-A pair of sneakers/ boots for Tokyo
–An Ultra warm Uniqlo legging to wear underneath pants
–A warm coat and down jack to wear underneath if needed
–Thin cashmere pullovers
–Thick ski socks
–Scarf, beanies and gloves.
–Medecines for cold, cough and digestion etc (=it’s really difficult to communicate at the pharmacy and on the medecine boxes, everything is written in japanese kanji !)
For the rest, make it as simple as possible: 3 pullovers and 2-3 pants seems enough for three weeks (especially if your hotel have laundry/cleaning services). Knowing that you can buy things there, I really insist to only take the essentials or you may regret it during your travels!
It’s always hard to answer this question because the desires, needs and priorities depend from one person to another.
Of course, a budget for this kind of trip is quite substantial compared to a trip to Thailand but it’s totally conceivable.
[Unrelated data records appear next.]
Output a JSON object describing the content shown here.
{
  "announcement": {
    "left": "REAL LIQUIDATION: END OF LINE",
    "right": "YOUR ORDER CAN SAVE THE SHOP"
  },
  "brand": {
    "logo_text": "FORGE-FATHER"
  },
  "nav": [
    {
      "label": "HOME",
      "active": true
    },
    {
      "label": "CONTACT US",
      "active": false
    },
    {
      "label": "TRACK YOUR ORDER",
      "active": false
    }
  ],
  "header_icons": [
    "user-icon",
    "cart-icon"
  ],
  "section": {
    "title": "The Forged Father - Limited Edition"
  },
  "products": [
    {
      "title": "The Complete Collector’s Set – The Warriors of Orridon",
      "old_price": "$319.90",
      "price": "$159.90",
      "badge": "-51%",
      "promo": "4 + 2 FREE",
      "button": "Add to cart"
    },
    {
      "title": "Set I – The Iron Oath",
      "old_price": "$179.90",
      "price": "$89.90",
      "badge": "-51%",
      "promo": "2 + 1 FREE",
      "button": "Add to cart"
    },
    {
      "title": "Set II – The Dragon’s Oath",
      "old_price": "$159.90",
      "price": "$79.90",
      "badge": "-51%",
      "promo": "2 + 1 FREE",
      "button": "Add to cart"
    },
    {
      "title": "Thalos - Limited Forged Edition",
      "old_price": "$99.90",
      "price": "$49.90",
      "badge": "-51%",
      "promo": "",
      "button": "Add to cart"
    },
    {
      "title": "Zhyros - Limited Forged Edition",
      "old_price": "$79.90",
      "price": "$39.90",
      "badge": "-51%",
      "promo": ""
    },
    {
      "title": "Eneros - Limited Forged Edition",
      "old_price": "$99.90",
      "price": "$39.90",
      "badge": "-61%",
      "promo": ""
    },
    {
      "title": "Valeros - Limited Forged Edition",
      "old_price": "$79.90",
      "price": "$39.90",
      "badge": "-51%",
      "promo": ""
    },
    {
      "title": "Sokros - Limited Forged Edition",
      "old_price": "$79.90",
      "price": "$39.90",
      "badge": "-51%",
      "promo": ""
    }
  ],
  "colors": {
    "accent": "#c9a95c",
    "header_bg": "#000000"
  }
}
The black points in term of budget are housing, flight tickets/transportation but in Tokyo, I found the price of hotels much cheaper than a city such as New York.
For the food, if you eat local it’s not expensive at all: a bento in a train station or a bowl of ramen is around 5-7€, Tokyodisneyland set menus (starter, main dish, dessert, drink) are delicious and cost about 12€.
I found this very useful website to simulate a budget for this kind of trip.
I wrote quite a lot to introduce this winter trip to Japan but it was necessary for a good start before getting deep into details for each destination!
As always, you can ask me your questions in the comments below and I will try to help you the best I can to prepare this trip! Thank you for reading and see you very soon in Tokyo! (English translation by Quiterie)
PS : For the people who followed my instatories, here is my Deezer musical playlist which acompanied all my trip in japan and that I really loved to chose to illustrate my Instastories. Every song has now a special meaning to me, with a precise definition of the place and the atmosphere in which I was when I listened to it. <3
Photos et illustrations credits : ©Tokyobanhbao
except the Star Wars seats ©Lucasfilm ©Ana